The Los Angeles Times takes a look at the American Indian Public Charter and its two sibling schools, independent charter government schools, are outperforming schools that operate under government supervision.

It's an eye-opening look into what education reform -- a top Libertarian issue and one championed by Nobe Prize-winning libertarian economist Milton Friedman -- can achieve.  The Times reports, in part:

Not many schools in California recruit teachers with language like this: "We are looking for hard working people who believe in free market capitalism. . . . Multicultural specialists, ultra liberal zealots and college-tainted oppression liberators need not apply."...

...School administrators take pride in their record of frequently firing teachers they consider to be underperforming. Unions are embraced with the same warmth accorded "self-esteem experts, panhandlers, drug dealers and those snapping turtles who refuse to put forth their best effort," to quote the school's website.

Students, almost all poor, wear uniforms and are subject to disciplinary procedures redolent of military school. One local school district official was horrified to learn that a girl was forced to clean the boys' restroom as punishment...

...The oldest of the American Indian schools, the middle school known simply as American Indian Public Charter School, has an API of 967. Its two siblings -- American Indian Public Charter School II (also a middle school) and American Indian Public High School -- are not far behind.

Among the thousands of public schools in California, only four middle schools and three high schools score higher. None of them serves mostly underprivileged children.

At American Indian, the largest ethnic group is Asian, followed by Latinos and African Americans. Some of the schools' critics contend that high-scoring Asian Americans are driving the test scores, but blacks and Latinos do roughly as well -- in fact, better on some tests.

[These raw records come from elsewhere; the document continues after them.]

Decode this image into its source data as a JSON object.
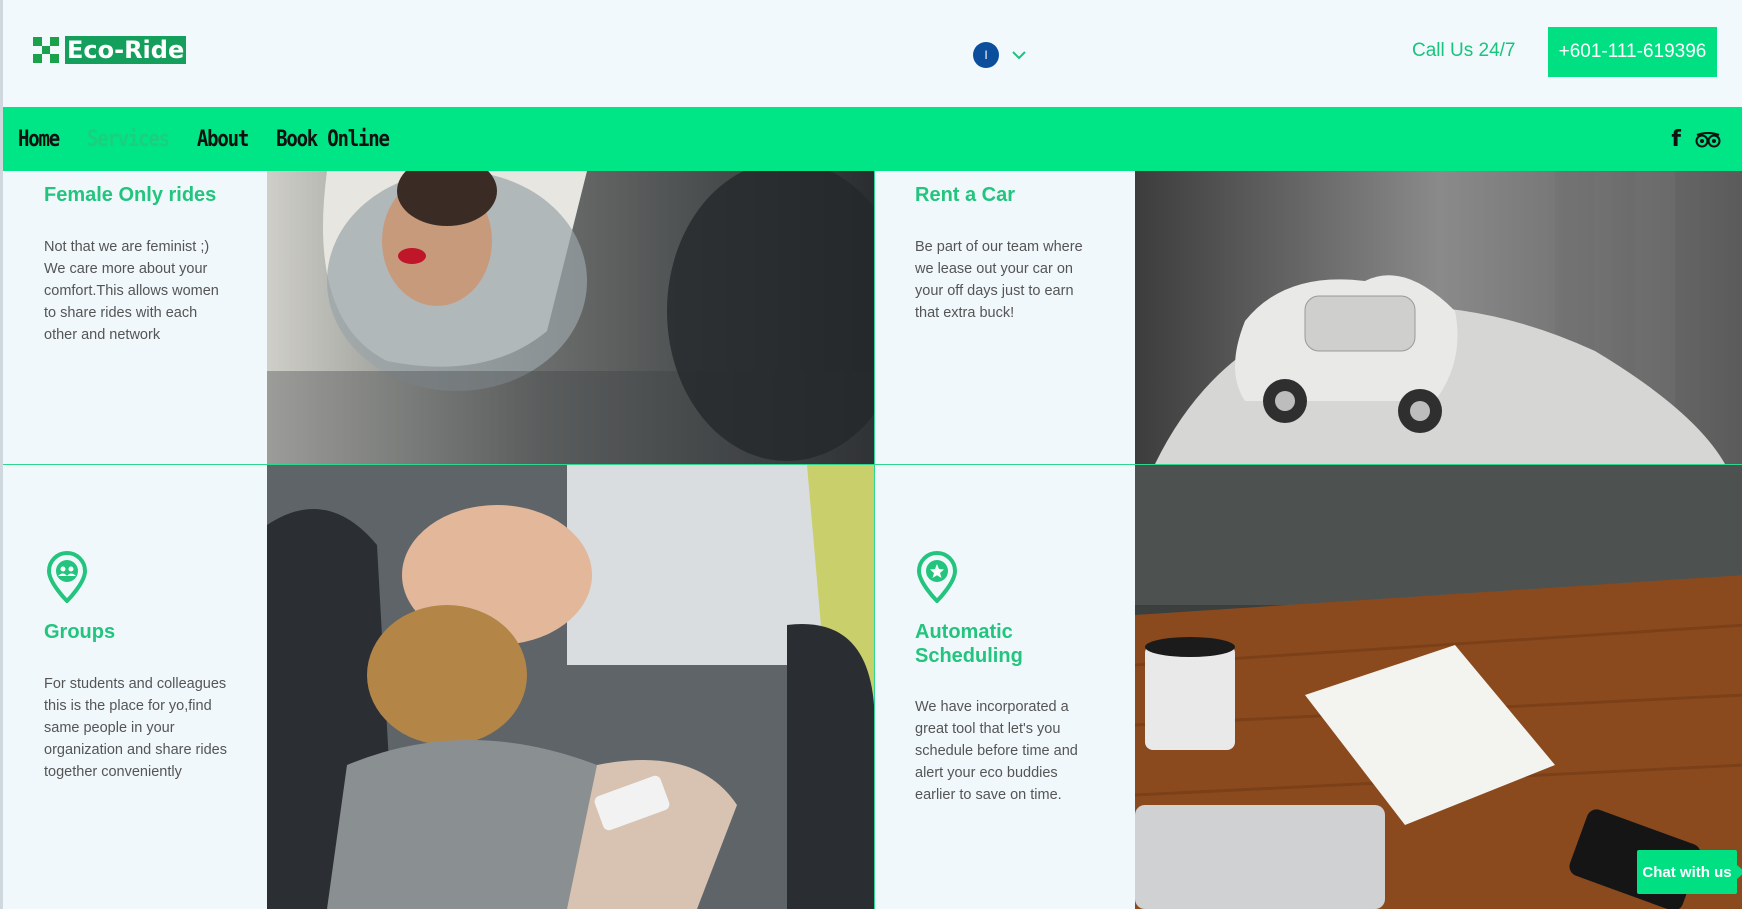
{
  "header": {
    "logo_text": "Eco-Ride",
    "language": "I",
    "call_label": "Call Us 24/7",
    "phone": "+601-111-619396"
  },
  "nav": {
    "items": [
      {
        "label": "Home",
        "active": false
      },
      {
        "label": "Services",
        "active": true
      },
      {
        "label": "About",
        "active": false
      },
      {
        "label": "Book Online",
        "active": false
      }
    ]
  },
  "social": {
    "facebook_icon": "f",
    "tripadvisor_icon": "tripadvisor-icon"
  },
  "services": [
    {
      "title": "Female Only rides",
      "description": "Not that we are feminist ;) We care more about your comfort.This allows women to share rides with each other and network",
      "image": "woman-applying-lipstick-in-car-mirror"
    },
    {
      "title": "Rent a Car",
      "description": "Be part of our team where we lease out your car on your off days just to earn that extra buck!",
      "image": "toy-car-in-hand"
    },
    {
      "title": "Groups",
      "description": "For students and colleagues this is the place for yo,find same people in your organization and share rides together conveniently",
      "icon": "group-pin-icon",
      "image": "friends-looking-at-phone-in-bus"
    },
    {
      "title": "Automatic Scheduling",
      "description": "We have incorporated a great tool that let's you schedule before time and alert your eco buddies earlier to save on time.",
      "icon": "star-pin-icon",
      "image": "coffee-notepad-laptop-on-desk"
    }
  ],
  "chat": {
    "label": "Chat with us"
  },
  "colors": {
    "accent": "#00e585",
    "title": "#23c47e",
    "logo_bg": "#14a05c",
    "lang": "#0b4f9c"
  }
}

That makes American Indian a rarity in American education, defying the axiom that poor black and Latino children will lag behind others in school....

 

Click here to read the article, or pick up a copy of The Los Angeles Times.